Little was a trailblazer, and kickstarted Denver’s path to becoming an established and well-respected franchise. He kickstarted their path to becoming a winning team. His talent and his passion for the team and city saved the Broncos.
No amount of thank you’s could ever be sufficient for what is owed to Little.
Pro Football Hall of Fame CEO sums it up well in his touching tribute to Little:
"“Floyd Little was a true hero of the game. He was a man of great integrity, passion and courage. His contributions off the field were even greater than his amazing accomplishments he did on it. Floyd’s smile, heart and character epitomized what it meant to have a Hall of Fame life.”"
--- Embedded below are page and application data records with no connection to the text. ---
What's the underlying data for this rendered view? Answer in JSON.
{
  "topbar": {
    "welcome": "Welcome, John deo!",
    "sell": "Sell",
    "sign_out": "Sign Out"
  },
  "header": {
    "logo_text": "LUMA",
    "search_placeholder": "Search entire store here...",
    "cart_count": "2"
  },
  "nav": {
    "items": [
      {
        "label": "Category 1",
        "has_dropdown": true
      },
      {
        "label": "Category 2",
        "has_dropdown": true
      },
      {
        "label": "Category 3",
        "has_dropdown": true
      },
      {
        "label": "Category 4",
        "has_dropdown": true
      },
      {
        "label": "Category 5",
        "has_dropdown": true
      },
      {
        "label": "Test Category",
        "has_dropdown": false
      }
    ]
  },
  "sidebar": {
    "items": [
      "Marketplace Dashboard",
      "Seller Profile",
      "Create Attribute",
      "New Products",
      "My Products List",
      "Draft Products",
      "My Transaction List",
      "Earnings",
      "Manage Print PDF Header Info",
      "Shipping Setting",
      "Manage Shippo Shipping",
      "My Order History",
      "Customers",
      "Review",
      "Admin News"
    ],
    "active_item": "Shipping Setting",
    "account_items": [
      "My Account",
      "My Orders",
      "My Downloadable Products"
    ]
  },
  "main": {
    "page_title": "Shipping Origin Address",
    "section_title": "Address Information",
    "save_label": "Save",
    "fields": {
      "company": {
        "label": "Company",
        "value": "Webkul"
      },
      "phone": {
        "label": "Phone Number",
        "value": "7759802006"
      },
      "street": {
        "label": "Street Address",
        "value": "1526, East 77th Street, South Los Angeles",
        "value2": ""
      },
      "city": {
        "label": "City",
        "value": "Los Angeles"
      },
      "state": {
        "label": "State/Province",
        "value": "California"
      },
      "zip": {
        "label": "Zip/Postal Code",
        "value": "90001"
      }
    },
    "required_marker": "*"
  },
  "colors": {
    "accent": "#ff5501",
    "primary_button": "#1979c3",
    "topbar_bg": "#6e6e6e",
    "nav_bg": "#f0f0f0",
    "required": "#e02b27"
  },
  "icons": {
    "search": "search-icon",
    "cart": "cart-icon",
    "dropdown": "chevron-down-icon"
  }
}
We give a big Mile High Salute to the man who saved football in Denver, and to one of the earliest legends to showcase his talents in the Mile High City. Thank you, and rest in peace.